Juneau, Alaska (KINY) - Artist Nicholas Galanin presented his art work to a crowd Friday as part of the University of Alaska Southeast Friday lecture series.
Galanin said he has been inspired by generations of Tlingit and Unangax creativity. His work includes jewelry, photographs, wood carvings, and petroglyphs or rock carvings.
The University of Alaska Southeast is in development of a Northwest Arts Program. They hope to offer classes in carving, basket weaving and other cultural art classes. Galanin is the first Artist in Residence at the university. He studied abroad in London and in New Zealand. Galanin is also working with others on a 40 foot Totem pole at Harbor View Elementary. He will also teach classes at the University next fall.
Galanin spoke on the importance of land and water to the history, and culture of his people. Some of his work comment on the treatment of Indigenous People in the past, and some speak on the violence that still goes on today. His pieces are in many museums including ones in Portland, Oregon and Vancouver, British Columbia.
His work often explores a dialogue of change and identity between Native and non-Native, "We will open a container of wisdom that is left in our care. That container is our language, our dance, our visual culture, it's our stories. We are sovereign and free to continue to move through these spaces without restrictions or ideas of whether or not the culture is authentic enough, whether or not its romantic enough, we are allowed to experience and digest and move through the world as we choose."

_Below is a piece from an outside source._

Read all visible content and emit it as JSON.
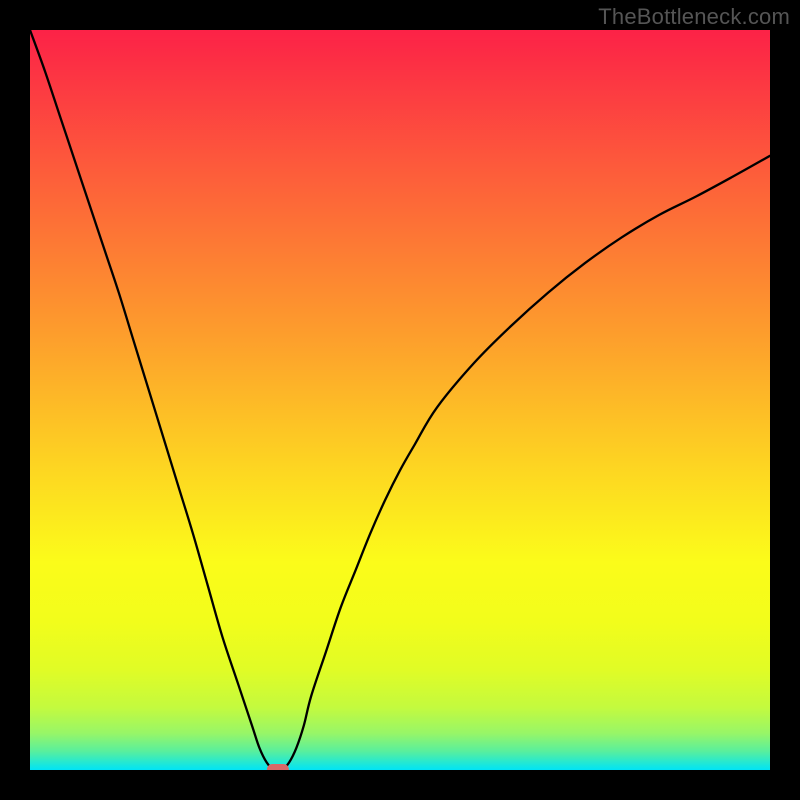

Galanin was born in Sitka and as a young boy was influenced and inspired by his father and his work with jewelry and light metals. He learned silver-smithing and received a Bachelor of Fine Arts at London Guildhall University. He also earned a Masters of Fine Arts in Indigenous visual arts at Massey University in New Zealand.